■ HOW TO COMPLETE THIS TASK ■
The result should be an exact copy of the entries that follow, with no pictures included.

■ Website and app data records ■

================================

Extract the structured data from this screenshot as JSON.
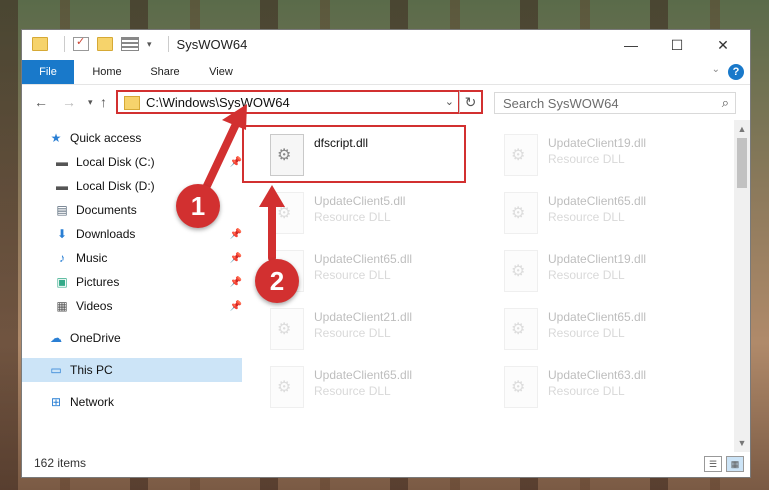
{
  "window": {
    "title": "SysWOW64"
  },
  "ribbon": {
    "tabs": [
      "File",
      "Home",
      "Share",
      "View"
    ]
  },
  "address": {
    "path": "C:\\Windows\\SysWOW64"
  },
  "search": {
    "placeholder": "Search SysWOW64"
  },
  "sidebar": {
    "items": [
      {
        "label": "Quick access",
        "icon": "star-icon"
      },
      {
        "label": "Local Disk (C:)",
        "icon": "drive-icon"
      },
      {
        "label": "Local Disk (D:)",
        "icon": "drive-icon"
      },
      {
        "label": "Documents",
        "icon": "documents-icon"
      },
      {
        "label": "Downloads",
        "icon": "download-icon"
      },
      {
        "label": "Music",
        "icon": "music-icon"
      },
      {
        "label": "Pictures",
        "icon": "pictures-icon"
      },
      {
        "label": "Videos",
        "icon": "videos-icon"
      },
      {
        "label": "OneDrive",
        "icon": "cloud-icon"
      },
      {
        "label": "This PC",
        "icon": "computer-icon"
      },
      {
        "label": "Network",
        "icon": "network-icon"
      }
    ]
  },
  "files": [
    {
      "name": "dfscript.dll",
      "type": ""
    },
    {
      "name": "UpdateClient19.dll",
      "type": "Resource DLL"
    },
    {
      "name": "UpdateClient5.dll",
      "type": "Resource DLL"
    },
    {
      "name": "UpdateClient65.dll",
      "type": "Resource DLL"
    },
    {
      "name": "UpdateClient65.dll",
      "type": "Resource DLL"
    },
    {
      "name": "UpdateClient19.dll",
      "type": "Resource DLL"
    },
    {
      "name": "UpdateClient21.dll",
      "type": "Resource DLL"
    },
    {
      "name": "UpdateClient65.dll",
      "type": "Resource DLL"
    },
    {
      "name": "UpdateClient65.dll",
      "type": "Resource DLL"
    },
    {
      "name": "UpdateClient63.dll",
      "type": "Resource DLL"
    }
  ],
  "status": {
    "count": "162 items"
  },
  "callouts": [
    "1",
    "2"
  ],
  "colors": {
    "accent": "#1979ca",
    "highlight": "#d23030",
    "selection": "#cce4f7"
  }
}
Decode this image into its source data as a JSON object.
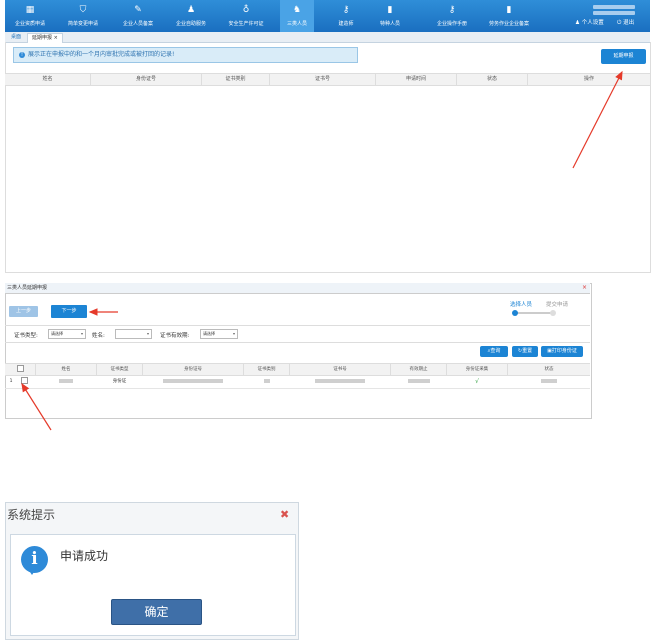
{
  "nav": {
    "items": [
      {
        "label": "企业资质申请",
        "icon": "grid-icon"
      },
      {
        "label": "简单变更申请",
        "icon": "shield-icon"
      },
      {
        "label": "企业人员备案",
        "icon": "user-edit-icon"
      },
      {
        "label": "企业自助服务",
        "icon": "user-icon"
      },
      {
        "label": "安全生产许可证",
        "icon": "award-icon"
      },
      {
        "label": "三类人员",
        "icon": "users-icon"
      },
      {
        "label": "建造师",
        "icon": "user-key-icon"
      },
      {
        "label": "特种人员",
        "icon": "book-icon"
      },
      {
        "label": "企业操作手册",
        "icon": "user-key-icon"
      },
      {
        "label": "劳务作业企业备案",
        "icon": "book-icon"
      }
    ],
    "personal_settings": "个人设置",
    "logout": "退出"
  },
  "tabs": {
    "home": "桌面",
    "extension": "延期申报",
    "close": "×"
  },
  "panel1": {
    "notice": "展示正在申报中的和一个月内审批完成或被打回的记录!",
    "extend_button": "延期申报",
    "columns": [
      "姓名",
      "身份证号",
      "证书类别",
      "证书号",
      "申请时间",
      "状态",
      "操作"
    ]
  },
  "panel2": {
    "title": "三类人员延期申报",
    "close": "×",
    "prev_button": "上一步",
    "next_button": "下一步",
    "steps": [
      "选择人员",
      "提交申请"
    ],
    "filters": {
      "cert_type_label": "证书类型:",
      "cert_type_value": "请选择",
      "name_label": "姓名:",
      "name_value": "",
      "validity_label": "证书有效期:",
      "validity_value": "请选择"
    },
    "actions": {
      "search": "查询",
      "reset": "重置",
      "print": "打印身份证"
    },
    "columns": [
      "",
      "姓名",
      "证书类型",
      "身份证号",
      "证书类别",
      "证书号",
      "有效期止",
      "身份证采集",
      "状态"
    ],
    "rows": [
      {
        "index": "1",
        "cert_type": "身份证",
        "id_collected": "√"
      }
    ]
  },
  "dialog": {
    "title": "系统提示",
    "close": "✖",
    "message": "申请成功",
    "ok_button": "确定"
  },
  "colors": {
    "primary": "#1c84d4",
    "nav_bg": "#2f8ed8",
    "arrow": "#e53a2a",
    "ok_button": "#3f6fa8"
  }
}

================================

■ EXERCISE SOLUTION ■
Extract the structured data from this screenshot as JSON.
{
  "window": {
    "title": "SysWOW64"
  },
  "ribbon": {
    "tabs": [
      "File",
      "Home",
      "Share",
      "View"
    ]
  },
  "address": {
    "path": "C:\\Windows\\SysWOW64"
  },
  "search": {
    "placeholder": "Search SysWOW64"
  },
  "sidebar": {
    "items": [
      {
        "label": "Quick access",
        "icon": "star-icon"
      },
      {
        "label": "Local Disk (C:)",
        "icon": "drive-icon"
      },
      {
        "label": "Local Disk (D:)",
        "icon": "drive-icon"
      },
      {
        "label": "Documents",
        "icon": "documents-icon"
      },
      {
        "label": "Downloads",
        "icon": "download-icon"
      },
      {
        "label": "Music",
        "icon": "music-icon"
      },
      {
        "label": "Pictures",
        "icon": "pictures-icon"
      },
      {
        "label": "Videos",
        "icon": "videos-icon"
      },
      {
        "label": "OneDrive",
        "icon": "cloud-icon"
      },
      {
        "label": "This PC",
        "icon": "computer-icon"
      },
      {
        "label": "Network",
        "icon": "network-icon"
      }
    ]
  },
  "files": [
    {
      "name": "dfscript.dll",
      "type": ""
    },
    {
      "name": "UpdateClient19.dll",
      "type": "Resource DLL"
    },
    {
      "name": "UpdateClient5.dll",
      "type": "Resource DLL"
    },
    {
      "name": "UpdateClient65.dll",
      "type": "Resource DLL"
    },
    {
      "name": "UpdateClient65.dll",
      "type": "Resource DLL"
    },
    {
      "name": "UpdateClient19.dll",
      "type": "Resource DLL"
    },
    {
      "name": "UpdateClient21.dll",
      "type": "Resource DLL"
    },
    {
      "name": "UpdateClient65.dll",
      "type": "Resource DLL"
    },
    {
      "name": "UpdateClient65.dll",
      "type": "Resource DLL"
    },
    {
      "name": "UpdateClient63.dll",
      "type": "Resource DLL"
    }
  ],
  "status": {
    "count": "162 items"
  },
  "callouts": [
    "1",
    "2"
  ],
  "colors": {
    "accent": "#1979ca",
    "highlight": "#d23030",
    "selection": "#cce4f7"
  }
}
Decode this image into its source data as a JSON object.
{
  "nav": {
    "items": [
      {
        "label": "企业资质申请",
        "icon": "grid-icon"
      },
      {
        "label": "简单变更申请",
        "icon": "shield-icon"
      },
      {
        "label": "企业人员备案",
        "icon": "user-edit-icon"
      },
      {
        "label": "企业自助服务",
        "icon": "user-icon"
      },
      {
        "label": "安全生产许可证",
        "icon": "award-icon"
      },
      {
        "label": "三类人员",
        "icon": "users-icon"
      },
      {
        "label": "建造师",
        "icon": "user-key-icon"
      },
      {
        "label": "特种人员",
        "icon": "book-icon"
      },
      {
        "label": "企业操作手册",
        "icon": "user-key-icon"
      },
      {
        "label": "劳务作业企业备案",
        "icon": "book-icon"
      }
    ],
    "personal_settings": "个人设置",
    "logout": "退出"
  },
  "tabs": {
    "home": "桌面",
    "extension": "延期申报",
    "close": "×"
  },
  "panel1": {
    "notice": "展示正在申报中的和一个月内审批完成或被打回的记录!",
    "extend_button": "延期申报",
    "columns": [
      "姓名",
      "身份证号",
      "证书类别",
      "证书号",
      "申请时间",
      "状态",
      "操作"
    ]
  },
  "panel2": {
    "title": "三类人员延期申报",
    "close": "×",
    "prev_button": "上一步",
    "next_button": "下一步",
    "steps": [
      "选择人员",
      "提交申请"
    ],
    "filters": {
      "cert_type_label": "证书类型:",
      "cert_type_value": "请选择",
      "name_label": "姓名:",
      "name_value": "",
      "validity_label": "证书有效期:",
      "validity_value": "请选择"
    },
    "actions": {
      "search": "查询",
      "reset": "重置",
      "print": "打印身份证"
    },
    "columns": [
      "",
      "姓名",
      "证书类型",
      "身份证号",
      "证书类别",
      "证书号",
      "有效期止",
      "身份证采集",
      "状态"
    ],
    "rows": [
      {
        "index": "1",
        "cert_type": "身份证",
        "id_collected": "√"
      }
    ]
  },
  "dialog": {
    "title": "系统提示",
    "close": "✖",
    "message": "申请成功",
    "ok_button": "确定"
  },
  "colors": {
    "primary": "#1c84d4",
    "nav_bg": "#2f8ed8",
    "arrow": "#e53a2a",
    "ok_button": "#3f6fa8"
  }
}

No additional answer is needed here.